Content starts

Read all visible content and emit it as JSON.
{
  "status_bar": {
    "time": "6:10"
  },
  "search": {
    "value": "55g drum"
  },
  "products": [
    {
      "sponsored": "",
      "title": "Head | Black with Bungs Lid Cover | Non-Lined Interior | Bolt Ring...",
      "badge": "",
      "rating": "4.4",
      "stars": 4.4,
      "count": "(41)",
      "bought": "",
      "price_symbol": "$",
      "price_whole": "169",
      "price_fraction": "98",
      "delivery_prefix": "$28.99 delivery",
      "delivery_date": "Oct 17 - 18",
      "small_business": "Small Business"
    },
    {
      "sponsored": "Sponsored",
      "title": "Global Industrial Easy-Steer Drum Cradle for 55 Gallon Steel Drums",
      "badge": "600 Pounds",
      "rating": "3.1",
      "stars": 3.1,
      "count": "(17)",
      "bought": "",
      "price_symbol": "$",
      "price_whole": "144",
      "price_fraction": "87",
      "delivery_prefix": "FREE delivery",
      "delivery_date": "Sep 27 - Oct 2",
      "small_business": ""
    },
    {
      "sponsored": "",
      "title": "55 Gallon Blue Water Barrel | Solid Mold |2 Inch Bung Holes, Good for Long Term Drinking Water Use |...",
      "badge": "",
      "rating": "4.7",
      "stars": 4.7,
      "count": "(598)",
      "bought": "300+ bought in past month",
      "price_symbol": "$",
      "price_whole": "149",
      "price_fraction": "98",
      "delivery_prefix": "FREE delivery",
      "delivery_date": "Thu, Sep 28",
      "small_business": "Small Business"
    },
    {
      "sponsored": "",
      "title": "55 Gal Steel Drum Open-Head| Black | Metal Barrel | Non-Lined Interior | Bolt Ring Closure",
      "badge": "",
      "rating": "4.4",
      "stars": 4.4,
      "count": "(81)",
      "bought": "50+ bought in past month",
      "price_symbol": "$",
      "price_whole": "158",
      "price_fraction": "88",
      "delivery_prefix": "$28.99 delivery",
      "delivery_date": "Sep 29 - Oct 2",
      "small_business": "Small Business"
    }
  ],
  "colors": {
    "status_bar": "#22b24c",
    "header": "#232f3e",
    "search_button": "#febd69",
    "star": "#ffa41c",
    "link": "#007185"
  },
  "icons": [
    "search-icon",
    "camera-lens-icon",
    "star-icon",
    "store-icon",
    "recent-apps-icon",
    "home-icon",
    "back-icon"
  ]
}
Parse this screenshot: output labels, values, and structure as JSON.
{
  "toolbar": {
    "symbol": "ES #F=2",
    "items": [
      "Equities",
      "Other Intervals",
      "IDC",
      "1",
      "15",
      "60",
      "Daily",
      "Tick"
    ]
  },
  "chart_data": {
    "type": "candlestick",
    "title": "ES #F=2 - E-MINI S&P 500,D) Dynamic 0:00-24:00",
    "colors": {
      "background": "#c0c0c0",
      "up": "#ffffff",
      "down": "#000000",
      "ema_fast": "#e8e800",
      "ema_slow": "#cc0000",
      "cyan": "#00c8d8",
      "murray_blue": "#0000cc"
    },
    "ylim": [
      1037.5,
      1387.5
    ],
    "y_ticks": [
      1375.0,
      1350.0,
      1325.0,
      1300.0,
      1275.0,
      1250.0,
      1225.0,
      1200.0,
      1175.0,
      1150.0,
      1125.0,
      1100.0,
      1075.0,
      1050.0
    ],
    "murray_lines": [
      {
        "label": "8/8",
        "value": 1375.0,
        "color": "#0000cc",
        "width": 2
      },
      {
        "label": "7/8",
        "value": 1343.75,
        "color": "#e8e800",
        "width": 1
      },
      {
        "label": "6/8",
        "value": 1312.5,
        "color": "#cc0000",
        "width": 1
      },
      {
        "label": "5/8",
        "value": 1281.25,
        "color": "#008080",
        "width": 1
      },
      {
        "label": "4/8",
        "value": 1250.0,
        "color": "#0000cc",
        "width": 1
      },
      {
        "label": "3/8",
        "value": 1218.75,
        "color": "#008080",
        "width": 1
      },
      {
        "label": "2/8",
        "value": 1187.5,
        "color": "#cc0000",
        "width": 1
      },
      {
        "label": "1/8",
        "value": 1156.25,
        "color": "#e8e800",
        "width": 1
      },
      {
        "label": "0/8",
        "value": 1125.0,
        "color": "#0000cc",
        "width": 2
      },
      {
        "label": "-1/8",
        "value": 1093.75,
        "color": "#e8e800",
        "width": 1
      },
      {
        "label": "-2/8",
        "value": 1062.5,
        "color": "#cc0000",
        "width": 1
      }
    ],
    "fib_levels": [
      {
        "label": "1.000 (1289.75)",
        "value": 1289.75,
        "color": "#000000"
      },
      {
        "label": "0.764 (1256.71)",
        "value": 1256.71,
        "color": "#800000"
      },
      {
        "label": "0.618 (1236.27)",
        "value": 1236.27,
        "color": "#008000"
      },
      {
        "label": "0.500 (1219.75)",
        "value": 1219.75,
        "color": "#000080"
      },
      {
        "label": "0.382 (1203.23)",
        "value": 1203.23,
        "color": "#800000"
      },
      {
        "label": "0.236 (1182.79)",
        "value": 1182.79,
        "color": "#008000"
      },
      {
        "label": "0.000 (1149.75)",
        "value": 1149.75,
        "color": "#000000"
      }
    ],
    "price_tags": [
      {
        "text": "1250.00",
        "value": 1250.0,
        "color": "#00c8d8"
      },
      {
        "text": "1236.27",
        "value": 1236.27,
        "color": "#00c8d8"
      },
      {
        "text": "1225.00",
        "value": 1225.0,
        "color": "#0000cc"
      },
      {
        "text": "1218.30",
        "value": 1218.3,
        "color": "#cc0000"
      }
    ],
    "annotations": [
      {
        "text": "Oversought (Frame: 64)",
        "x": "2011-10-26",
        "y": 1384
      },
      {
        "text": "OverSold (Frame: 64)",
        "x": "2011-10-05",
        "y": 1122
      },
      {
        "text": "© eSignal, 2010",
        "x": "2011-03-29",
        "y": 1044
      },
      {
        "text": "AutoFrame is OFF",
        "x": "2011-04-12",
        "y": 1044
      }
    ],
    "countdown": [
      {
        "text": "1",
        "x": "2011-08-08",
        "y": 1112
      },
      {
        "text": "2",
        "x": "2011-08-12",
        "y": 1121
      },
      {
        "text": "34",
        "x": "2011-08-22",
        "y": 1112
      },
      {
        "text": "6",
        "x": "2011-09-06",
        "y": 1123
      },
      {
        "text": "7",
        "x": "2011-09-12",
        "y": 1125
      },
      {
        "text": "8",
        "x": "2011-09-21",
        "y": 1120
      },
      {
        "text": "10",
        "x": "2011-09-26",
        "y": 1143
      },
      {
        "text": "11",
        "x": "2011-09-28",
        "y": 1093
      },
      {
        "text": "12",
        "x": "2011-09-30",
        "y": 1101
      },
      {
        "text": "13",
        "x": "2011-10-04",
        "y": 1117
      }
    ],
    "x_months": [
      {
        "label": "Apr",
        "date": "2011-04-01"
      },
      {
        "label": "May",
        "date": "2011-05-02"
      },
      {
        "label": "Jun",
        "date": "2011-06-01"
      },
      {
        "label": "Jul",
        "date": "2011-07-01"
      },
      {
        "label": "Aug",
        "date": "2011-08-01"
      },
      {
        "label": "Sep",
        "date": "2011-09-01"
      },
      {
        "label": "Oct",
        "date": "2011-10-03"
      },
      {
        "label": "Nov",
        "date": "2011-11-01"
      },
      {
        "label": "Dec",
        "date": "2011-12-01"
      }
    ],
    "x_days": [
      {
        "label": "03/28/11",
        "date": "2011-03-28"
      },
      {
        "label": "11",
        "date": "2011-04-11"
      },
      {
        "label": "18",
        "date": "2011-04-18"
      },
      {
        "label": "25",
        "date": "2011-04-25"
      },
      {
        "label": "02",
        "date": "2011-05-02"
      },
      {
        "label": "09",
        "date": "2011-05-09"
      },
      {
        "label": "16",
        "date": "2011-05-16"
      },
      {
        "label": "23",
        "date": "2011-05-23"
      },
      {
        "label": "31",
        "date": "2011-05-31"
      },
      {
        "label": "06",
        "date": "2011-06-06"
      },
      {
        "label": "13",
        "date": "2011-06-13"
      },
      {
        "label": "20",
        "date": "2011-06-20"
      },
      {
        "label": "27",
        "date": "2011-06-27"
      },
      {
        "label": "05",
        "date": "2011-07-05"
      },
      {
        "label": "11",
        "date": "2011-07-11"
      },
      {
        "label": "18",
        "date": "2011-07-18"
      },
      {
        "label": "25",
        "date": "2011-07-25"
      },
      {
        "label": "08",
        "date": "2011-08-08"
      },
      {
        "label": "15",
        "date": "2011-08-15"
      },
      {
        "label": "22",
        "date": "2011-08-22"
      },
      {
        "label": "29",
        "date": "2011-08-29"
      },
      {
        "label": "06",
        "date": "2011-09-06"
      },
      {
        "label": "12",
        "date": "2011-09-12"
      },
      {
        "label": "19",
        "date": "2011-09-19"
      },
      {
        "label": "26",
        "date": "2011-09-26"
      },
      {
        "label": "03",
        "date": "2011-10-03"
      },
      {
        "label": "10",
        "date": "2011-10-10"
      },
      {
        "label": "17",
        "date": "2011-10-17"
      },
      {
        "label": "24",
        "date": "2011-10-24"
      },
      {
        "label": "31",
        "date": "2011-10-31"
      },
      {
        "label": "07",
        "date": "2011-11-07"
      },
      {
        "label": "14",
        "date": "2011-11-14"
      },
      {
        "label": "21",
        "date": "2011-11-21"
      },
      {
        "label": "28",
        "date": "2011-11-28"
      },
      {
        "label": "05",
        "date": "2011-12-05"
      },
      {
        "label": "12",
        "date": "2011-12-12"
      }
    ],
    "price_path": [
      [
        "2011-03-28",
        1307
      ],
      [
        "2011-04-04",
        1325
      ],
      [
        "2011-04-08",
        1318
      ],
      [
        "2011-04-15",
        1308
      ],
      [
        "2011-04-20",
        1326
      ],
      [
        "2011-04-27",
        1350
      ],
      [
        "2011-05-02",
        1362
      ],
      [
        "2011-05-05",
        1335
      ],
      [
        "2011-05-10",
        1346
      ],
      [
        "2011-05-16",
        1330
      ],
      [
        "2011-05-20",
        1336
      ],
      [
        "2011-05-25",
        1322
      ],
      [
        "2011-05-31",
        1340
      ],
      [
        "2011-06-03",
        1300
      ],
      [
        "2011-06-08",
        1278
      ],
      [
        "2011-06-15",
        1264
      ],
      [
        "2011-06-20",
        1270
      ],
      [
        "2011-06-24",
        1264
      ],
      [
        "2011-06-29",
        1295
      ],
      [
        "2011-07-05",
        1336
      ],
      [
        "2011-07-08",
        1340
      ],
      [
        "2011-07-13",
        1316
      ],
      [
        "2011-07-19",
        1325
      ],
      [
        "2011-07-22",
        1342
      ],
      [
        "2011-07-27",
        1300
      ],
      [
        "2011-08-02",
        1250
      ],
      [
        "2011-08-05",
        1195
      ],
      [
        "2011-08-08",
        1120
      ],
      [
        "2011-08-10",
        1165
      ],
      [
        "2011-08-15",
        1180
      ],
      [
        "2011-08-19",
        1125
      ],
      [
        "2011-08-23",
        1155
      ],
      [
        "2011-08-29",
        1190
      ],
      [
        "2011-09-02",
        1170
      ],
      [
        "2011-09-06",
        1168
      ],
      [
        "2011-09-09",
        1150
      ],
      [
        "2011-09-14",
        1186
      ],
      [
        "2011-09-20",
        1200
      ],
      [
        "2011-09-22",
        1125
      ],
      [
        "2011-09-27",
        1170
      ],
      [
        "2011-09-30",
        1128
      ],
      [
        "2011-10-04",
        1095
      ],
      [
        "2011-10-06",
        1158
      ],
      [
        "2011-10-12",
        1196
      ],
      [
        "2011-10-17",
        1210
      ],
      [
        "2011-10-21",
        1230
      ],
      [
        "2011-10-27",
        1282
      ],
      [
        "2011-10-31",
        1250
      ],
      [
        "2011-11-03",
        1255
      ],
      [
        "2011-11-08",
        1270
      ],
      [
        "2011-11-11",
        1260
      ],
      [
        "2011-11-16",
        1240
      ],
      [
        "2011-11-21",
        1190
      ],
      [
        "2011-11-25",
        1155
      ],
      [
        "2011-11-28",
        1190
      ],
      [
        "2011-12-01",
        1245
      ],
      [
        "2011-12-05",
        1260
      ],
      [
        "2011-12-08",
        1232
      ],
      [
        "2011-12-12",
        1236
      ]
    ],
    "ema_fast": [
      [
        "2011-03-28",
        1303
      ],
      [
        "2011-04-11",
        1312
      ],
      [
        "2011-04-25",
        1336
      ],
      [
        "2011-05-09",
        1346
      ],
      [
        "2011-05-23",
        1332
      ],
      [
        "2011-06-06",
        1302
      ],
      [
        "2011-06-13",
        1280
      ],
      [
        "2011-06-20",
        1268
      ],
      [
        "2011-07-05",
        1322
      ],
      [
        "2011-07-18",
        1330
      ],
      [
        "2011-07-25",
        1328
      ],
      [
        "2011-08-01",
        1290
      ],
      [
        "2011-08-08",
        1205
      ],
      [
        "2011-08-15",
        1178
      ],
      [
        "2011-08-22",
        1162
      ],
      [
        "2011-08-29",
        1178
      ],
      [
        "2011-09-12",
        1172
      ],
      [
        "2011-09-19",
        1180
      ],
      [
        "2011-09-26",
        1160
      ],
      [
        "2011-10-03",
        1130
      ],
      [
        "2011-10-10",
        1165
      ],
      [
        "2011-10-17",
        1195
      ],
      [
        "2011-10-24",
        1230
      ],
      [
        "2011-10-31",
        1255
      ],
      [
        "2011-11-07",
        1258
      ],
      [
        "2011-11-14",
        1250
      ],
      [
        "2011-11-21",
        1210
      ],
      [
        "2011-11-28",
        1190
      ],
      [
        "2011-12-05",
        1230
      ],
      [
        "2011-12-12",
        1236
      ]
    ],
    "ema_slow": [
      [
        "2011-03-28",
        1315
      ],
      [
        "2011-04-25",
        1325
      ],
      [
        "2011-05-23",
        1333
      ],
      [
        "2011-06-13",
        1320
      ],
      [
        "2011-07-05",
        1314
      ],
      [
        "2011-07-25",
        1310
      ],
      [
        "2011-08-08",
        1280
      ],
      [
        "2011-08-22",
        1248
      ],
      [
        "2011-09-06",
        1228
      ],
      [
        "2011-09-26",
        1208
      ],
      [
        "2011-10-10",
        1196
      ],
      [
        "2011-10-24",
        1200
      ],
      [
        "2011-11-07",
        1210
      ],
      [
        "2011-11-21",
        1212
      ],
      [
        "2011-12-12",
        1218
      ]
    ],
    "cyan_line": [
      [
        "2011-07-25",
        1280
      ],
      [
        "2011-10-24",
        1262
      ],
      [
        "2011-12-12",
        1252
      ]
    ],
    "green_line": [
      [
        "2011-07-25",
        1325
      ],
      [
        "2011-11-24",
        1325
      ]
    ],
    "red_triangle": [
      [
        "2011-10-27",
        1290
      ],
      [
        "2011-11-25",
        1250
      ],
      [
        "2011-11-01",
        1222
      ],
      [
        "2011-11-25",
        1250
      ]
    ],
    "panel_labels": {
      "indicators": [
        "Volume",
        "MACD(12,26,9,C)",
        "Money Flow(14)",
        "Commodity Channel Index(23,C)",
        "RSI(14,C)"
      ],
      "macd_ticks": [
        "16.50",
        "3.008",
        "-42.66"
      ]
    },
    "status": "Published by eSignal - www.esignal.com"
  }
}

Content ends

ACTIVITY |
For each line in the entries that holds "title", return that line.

TASK RESULT |
      "title": "Head | Black with Bungs Lid Cover | Non-Lined Interior | Bolt Ring...",
      "title": "Global Industrial Easy-Steer Drum Cradle for 55 Gallon Steel Drums",
      "title": "55 Gallon Blue Water Barrel | Solid Mold |2 Inch Bung Holes, Good for Long Term Drinking Water Use |...",
      "title": "55 Gal Steel Drum Open-Head| Black | Metal Barrel | Non-Lined Interior | Bolt Ring Closure",
    "title": "ES #F=2 - E-MINI S&P 500,D) Dynamic 0:00-24:00",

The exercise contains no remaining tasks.